Adopting from social services, while that has its own risks, often means a subsidy for your child and they are perfectly happy to place a child in a home where the parent isn’t middle class with respect to their income. I first attempted to adopt domestically for 5 years and finally bagged that and adopted internationally (internationally is less of an option for anyone these days). As a grad student my income wasn’t even close to middle class.
If you have any interest in adopting children it would be worth talking both to social services and to private agencies so you can get a take on their responses (some agencies are less “friendly” to singles).
Those of you who do not yet have kids, there may well be times, if you decide to have one or more, where you say to yourself “there are good reasons why I decided to have (or adopt) a kid. The fact that I can’t think of any of them now is not good enough reason to (take your pick): disrupt the adoption, run away from home, lock them in a basement until they are grown…”
My sister said, when she first found out she wqas pregnant (after trying for 2 years), “I’ve changed my mind. Can I give it back?”.
Rumor has it that Mark Twain said that when a kid turns 13 you put them in a pickle barrel and feed them through the knot hole. When they turn 16 you seal up the knot hole. He did not indicate when you liberated them. I know with my then teen there were times I wasn’t sure I should ever let her out.
@ybmuG Not at all! I have an amazing relationship with her, she says we are “a team!” Not to be confused with the A-Team lol.
I am having such a good time sitting next to her right now seeing her excitement. This is the first time she has seen hockey live and she won’t sit down.
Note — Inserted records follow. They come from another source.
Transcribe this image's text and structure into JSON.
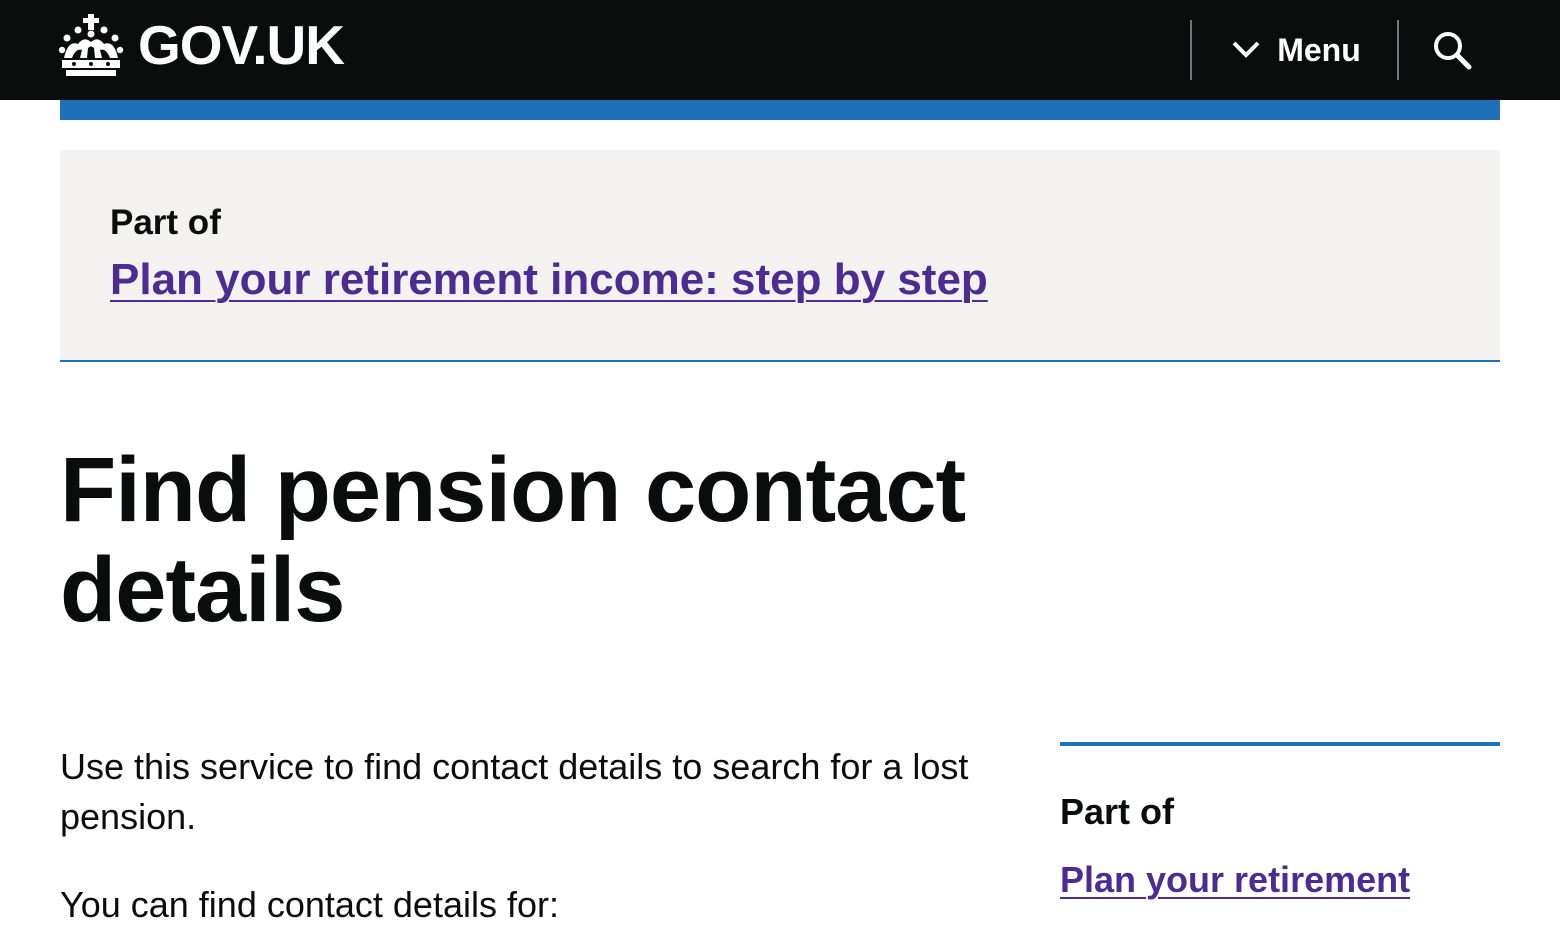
{
  "header": {
    "logo_text": "GOV.UK",
    "logo_icon": "crown-icon",
    "menu_label": "Menu",
    "menu_icon": "chevron-down-icon",
    "search_icon": "search-icon"
  },
  "step_nav": {
    "part_of_label": "Part of",
    "link_text": "Plan your retirement income: step by step"
  },
  "main": {
    "title": "Find pension contact details",
    "intro": "Use this service to find contact details to search for a lost pension.",
    "subintro": "You can find contact details for:"
  },
  "sidebar": {
    "part_of_label": "Part of",
    "link_text": "Plan your retirement"
  },
  "colors": {
    "header_bg": "#0b0c0c",
    "brand_blue": "#1d70b8",
    "link_purple": "#4c2c92",
    "panel_grey": "#f3f2f1",
    "text": "#0b0c0c"
  }
}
She is jumping up and down screaming and then occasionally hugging me. It is pretty awesome to experience!
PCOS and Endometriosis lead to a complete hysterectomy by the time I was 25, so no kiddos for me. Just as well with my narcolepsy-I have a strict sleep schedule and can only drive when feeling . No adoption as I have several health issues that limit my lifestyle. I do, however, often wonder weather no kids whatsoever is making me miss out on some fundamental aspect of being human—anyone???
Would have been cool to have had a son (so the family name didn’t end with me) but I’m extremely happy with the two daughter units, both now grown and self-supporting, that I know I produced. It is highly unlikely that there are other offspring out there somewhere, tho I guess it is mathematically possible.
@baqui63 i was the last of my family name line… when i got married, i didn’t change my name… and our 2 sons have both our names (hyphenated). When my elder son was born and i called my dad to tell him his grandson’s name, he cried when he heard our family name continuing on.
i have kids… i’m 50 and they are 21 and 16… i really don’t think they will… we have destroyed our planet - the Earth will survive just fine without us, but we have caused change to increase at a rate that my grandchildren (my sons’ children) will likely not have a planet that will sustain human life in any way that we recognize it. And the next generation - may not even exist.